Friday, April 29, 2011

Any lefties out there? Day 3

I did a practice square yesterday And was wondering why I can draw the designs on paper so nicely and then when I get to the machine  it all goes somewhere else.  Then it hit me.  I write with my left hand and almost everything else with my right.  I cut, bowl, eat right handed.  And I noticed when I free motion quilt, my right hand is the dominant hand.  Any lefties out there seeing the same thing?  Should I try drawing the patterns with my right hand?  I didn't realize I had a dominant sewing hand until I started the practice block.  Very interesting.

I did a practice block and liked the results.  I made my own star (just drew it on the fabric) as I wanted to see how I did staying the shape of a block.  This is my first attempt at pebbles and fillers.    I tried to do the loopy thing in the border around the block, but that's going to take a lot more practice!!  I have trouble when things need to be symmetrical.  I can't wait to get home tonight and practice some more.  I also tried a couple of different feathers.  

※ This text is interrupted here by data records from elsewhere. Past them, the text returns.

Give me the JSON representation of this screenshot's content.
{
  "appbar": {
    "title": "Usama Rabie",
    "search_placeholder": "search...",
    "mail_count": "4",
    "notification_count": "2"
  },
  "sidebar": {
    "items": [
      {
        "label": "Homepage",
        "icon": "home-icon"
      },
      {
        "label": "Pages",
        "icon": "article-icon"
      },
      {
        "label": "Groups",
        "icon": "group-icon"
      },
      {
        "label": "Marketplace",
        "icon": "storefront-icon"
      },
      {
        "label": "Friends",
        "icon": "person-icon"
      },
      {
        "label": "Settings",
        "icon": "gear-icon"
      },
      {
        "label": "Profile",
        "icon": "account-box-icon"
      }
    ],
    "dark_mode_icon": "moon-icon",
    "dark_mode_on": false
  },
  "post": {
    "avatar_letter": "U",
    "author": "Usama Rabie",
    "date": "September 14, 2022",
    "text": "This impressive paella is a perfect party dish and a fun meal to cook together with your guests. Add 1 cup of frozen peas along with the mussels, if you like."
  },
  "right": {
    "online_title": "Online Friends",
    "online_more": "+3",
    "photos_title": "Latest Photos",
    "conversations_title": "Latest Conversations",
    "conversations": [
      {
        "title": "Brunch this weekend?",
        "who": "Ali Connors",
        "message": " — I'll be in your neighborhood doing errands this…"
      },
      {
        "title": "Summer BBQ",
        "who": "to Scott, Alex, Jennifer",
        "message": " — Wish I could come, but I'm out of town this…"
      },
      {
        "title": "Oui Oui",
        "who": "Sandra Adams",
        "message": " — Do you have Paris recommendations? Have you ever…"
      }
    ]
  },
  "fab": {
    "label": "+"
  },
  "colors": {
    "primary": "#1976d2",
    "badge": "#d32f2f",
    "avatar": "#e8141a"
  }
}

Cheryl M. said...

I don't have any advice about the right and left hand thing, but your block looks great. Great idea about drawing a outline block and filling it in. If you don't mind I might use that idea to pratice. It always gets boring just doodling on blank fabric.
Cheryl M.

Joanne said...

Your quilting is beautiful.
That is very odd to have different dominant hands - you must be doubly talented!

What Comes Next? said...

no help on the left / right issue, but let me say I love your practice piece!

Mary Ann & Mother said...

With enough practice, I believe it will be an advantage for you!

JayTee said...

I love your work

matate10 said...

I'm right handed so no help with the left handed deal, but I can't draw worth a hoot. the FMQ deal is a whole lot less about handedness though. You are using both hands, both arms, both shoulders, all ten fingers, and some back muscles and probably some butt muscles to keep you from falling out of the chair. Thats why drawing looks different than the FMQ. The importance of the drawing is to teach your brain the path you are going to take. After all, you aren't really "drawing" since you are moving the "paper" instead on the "pencil". Your brain has lots to learn at first -- sending commands to all those muscles -- whew, can you imagine?
Ever wondered why you are getting so tired when FMQing? your brain in working overtime. Keep going, it just gets better and better. You are developing your style,
Your quilting will be like your own hand writing, it may never look like what you have drawn, and that's Okay!

It's beautiful, by the way